The Blackboard is the common datastructure of the Knowledge Sources. The blackboard is able to represent all states of some problem space. The blackboard contains several levels of description with respect to the problem space. These levels may have several relationships with each other, like is-part-of. Levels are parts of the same datastructure. If separate datastructures are needed, the blackboard is divided into panels. Each panel in turn may contain several levels.

The Knowledge Source is a component that adds to the solution of the problem. It may be anything that reads from some level of the blackboard and suggests some change to parts of the blackboard. Its most common form is the production rule. Knowledge Sources are completely unconnected to other Knowledge Sources.

The Scheduler determines which Knowledge Source gets the chance to change the blackboard. Every execution cycle, it notices changes to the blackboard, activates the appropriate Knowledge Sources, selects one of these and executes it.

The blackboard is a specialisation of the Repository architecture.


  • Hearsay-II, a speech recognition program. Speech can be recognized at several levels. For each of these levels production rules exist.

Where does it come from?

The blackboard is developed in the early 1970's for Hearsay-II. Its purpose was to interpret spoken sentences, in order to query a database. The speech signal was interpreted in several levels ranging from acoustic signal parameters to complete sentences.

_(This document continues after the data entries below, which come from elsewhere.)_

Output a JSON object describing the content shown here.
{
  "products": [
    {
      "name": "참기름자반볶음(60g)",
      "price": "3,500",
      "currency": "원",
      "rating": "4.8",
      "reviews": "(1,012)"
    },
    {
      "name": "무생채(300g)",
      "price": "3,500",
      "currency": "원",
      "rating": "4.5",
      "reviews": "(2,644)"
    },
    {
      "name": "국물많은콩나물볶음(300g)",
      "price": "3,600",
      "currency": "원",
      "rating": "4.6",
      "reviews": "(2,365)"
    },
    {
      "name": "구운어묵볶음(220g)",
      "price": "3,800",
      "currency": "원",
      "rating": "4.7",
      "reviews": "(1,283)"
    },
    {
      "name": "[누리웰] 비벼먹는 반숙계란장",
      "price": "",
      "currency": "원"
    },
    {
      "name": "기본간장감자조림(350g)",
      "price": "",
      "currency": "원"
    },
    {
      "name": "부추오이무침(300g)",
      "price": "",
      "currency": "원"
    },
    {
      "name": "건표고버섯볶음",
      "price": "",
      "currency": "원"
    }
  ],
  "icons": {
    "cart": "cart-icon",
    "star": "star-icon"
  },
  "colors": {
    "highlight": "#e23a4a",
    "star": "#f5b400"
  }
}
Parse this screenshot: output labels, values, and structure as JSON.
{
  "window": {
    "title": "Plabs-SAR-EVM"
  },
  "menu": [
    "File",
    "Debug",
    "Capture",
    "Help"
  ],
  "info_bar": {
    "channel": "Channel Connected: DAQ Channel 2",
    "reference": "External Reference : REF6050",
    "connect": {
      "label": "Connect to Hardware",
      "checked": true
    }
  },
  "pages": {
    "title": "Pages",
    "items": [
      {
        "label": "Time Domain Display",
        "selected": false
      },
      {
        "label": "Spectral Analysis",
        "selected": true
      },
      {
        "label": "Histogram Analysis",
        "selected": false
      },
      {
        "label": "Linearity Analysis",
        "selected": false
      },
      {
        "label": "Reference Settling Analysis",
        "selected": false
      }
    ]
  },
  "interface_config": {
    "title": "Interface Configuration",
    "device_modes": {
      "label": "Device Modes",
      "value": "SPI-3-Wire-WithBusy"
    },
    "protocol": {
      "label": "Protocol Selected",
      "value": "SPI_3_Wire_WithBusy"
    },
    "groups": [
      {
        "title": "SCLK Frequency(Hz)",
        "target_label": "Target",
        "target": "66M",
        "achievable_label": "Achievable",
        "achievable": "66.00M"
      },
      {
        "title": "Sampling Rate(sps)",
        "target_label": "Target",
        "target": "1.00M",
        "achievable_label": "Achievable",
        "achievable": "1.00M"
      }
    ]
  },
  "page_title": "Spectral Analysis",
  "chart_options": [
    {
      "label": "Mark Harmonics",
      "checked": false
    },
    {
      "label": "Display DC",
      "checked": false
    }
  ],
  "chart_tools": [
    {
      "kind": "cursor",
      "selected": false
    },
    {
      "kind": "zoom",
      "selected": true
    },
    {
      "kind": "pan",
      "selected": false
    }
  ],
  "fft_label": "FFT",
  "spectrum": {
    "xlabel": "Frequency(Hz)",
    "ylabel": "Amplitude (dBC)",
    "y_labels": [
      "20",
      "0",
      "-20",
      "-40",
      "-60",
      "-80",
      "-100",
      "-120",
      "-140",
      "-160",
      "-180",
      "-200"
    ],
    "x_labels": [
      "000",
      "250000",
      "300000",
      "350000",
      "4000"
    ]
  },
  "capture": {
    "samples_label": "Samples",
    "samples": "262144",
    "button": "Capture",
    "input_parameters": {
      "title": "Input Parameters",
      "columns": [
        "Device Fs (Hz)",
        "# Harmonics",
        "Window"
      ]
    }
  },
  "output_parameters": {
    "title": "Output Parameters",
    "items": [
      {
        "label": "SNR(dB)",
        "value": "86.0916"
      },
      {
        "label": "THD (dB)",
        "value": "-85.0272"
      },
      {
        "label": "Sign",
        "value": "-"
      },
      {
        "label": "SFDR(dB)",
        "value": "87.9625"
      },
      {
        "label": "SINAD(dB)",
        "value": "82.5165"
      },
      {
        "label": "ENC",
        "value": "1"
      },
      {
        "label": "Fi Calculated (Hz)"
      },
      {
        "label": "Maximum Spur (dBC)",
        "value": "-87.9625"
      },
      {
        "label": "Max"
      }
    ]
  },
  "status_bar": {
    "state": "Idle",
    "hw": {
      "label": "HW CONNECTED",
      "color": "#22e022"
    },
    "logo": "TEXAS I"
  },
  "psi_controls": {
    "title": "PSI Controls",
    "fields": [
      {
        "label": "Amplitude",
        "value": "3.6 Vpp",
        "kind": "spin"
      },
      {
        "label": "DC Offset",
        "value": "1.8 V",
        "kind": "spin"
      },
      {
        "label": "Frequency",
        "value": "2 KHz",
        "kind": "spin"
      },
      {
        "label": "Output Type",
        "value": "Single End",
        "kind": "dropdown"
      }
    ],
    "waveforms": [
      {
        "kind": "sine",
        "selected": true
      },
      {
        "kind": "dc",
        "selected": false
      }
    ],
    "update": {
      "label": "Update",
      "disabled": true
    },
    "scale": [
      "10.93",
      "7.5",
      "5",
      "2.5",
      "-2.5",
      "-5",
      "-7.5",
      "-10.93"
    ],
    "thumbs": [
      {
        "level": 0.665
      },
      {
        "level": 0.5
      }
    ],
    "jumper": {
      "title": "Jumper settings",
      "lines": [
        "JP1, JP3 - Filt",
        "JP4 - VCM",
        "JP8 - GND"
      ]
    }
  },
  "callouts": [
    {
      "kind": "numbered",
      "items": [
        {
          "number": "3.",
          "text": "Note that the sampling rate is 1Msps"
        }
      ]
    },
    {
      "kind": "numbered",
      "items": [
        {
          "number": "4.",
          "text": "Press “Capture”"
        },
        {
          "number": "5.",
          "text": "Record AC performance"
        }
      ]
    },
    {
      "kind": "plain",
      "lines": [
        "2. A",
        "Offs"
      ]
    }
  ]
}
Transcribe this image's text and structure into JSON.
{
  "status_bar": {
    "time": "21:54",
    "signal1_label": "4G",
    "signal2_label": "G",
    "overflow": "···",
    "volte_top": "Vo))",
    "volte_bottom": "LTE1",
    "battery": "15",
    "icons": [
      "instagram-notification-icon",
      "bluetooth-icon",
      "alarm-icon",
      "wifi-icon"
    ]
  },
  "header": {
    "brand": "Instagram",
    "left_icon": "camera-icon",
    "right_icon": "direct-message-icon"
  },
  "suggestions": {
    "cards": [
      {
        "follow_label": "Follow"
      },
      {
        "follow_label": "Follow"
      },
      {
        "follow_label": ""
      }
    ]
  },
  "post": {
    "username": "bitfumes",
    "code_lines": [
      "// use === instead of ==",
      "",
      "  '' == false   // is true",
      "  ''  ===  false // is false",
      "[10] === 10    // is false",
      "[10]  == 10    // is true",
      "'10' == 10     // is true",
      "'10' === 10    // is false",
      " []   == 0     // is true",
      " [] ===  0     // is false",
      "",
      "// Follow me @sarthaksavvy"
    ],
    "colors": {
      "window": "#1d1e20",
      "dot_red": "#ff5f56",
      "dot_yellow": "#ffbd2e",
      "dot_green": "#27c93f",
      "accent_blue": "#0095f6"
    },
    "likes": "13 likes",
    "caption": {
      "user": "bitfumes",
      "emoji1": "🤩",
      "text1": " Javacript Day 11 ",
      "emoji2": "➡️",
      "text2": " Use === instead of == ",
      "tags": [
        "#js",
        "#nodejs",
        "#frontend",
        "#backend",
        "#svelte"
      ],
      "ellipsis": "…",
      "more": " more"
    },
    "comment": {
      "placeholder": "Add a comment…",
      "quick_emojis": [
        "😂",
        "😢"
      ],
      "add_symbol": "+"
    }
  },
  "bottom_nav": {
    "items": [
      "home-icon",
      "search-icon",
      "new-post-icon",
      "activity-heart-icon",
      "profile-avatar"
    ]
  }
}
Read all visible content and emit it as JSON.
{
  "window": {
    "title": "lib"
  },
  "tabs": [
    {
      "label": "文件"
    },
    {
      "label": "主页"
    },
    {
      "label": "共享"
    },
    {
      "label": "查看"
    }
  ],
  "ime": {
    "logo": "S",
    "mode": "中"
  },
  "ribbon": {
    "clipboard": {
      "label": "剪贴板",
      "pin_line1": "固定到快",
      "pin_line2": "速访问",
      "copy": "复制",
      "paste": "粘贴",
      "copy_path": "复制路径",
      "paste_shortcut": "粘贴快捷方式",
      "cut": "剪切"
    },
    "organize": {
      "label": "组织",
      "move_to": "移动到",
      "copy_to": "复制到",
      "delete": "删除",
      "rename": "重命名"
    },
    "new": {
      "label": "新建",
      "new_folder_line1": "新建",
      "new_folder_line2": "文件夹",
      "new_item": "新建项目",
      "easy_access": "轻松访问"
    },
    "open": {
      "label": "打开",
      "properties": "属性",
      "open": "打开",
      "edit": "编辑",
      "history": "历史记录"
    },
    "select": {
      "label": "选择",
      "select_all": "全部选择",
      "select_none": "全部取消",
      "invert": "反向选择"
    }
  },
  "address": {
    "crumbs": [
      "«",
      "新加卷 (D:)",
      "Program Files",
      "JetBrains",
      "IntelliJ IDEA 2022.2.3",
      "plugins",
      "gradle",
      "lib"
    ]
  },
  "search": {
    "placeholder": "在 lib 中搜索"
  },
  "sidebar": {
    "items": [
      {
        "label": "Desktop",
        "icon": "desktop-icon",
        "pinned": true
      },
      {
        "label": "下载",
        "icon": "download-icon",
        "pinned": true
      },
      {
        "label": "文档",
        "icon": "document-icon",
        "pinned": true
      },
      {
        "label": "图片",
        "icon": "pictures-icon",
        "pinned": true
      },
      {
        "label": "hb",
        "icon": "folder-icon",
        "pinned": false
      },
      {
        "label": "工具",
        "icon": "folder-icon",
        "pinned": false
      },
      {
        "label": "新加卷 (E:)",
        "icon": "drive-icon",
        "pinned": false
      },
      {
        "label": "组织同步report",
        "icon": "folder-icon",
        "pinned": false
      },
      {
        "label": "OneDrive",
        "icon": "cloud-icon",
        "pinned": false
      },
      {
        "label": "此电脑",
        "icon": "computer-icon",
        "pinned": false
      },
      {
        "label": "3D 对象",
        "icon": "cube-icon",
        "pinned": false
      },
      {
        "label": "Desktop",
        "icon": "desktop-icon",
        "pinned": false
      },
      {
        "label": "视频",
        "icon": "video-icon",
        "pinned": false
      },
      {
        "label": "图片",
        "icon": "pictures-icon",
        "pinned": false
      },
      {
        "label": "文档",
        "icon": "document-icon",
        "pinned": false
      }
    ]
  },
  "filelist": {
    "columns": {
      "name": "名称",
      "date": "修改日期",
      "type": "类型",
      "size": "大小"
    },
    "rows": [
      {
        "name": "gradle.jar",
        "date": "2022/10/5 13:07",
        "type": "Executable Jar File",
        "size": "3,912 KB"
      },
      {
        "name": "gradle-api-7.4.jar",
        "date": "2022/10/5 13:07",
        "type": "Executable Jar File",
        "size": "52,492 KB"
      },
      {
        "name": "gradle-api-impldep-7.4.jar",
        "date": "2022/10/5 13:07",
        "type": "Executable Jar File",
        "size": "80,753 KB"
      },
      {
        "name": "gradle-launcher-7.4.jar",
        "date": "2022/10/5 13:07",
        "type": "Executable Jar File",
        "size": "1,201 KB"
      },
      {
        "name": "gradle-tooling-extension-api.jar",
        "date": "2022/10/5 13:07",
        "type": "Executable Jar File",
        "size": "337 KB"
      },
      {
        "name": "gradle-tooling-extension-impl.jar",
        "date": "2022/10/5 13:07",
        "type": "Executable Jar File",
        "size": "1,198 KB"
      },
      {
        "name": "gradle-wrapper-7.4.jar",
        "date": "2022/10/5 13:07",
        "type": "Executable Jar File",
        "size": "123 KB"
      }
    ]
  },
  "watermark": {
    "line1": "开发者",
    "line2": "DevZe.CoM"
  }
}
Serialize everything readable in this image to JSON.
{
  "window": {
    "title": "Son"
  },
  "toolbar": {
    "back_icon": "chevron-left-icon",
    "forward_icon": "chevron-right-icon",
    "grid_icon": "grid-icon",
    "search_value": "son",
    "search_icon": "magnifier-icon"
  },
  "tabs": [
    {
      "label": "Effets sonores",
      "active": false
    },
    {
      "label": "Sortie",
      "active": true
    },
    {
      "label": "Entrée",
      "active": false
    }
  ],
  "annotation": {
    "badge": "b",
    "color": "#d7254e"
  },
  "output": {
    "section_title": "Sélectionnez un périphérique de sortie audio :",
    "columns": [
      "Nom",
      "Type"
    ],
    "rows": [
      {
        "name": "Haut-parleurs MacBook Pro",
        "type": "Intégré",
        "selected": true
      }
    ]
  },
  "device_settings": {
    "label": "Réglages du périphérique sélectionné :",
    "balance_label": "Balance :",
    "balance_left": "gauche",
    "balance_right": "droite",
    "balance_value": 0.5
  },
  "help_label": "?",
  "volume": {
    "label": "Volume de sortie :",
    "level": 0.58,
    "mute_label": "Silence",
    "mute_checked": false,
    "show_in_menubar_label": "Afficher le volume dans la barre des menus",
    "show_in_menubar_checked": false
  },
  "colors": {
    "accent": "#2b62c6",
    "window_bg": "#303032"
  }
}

The architecture is an extension of the Production System. In Production Systems there is also a common data structure, called working memory. It contains production rules, rules that execute any number of actions, when their preconditions are fulfilled. These rules fire directly. The blackboard architecture adds a controller to this system and allows for more flexible ways to change the common datastructure.

When should you use it?

  • The problem space should be factorable into separate parts.
  • The problem requires different forms of approaching the problem, like bottom-up and top-down reasoning.

How does it work?

Running the program having this architecture, entails continually executing the execution cycle (control, cycle). These are the steps that are continuously executed during the cycle:

  1. The preconditions of all Knowledge Sources are checked.
  2. The Knowledge Sources that match are added to some datastructure in the Scheduler. They are added to the once that are left from the last cycle.
  3. The Scheduler determines which of the Knowledge Sources is chosen for activation. The chosen Knowledge Source is activated and its actions are executed. This results in changes in the blackboard.
We must add some remarks here: when the Scheduler selects a Knowledge Source, it may have been in the datastructure for many cycles. In the meanwhile the blackboard has changed. So the preconditions need to be checked to be sure they are still valid.


  • It seems to me the main idea behind this architecture is to allow for complicated control structures in choosing which rules to fire. However, it remains unclear to me what kind of heuristics to apply in this selection. Most importantly, if we just select the first Knowledge Source in the queue, there is no need for this complex architecture. Unless you have a fairly good idea about these selection criteria, the architecture may be overkill.

Common implementation techniques

  • The blackboard units are commonly some kind of atomic propositions whose value can easily be changed.
  • Production rules are not hard coded in C++ if-then rules or something. They are coded as datastructures. You want to pass a pointer to these to the Scheduler, which needs to recheck its preconditions and to execute its action part.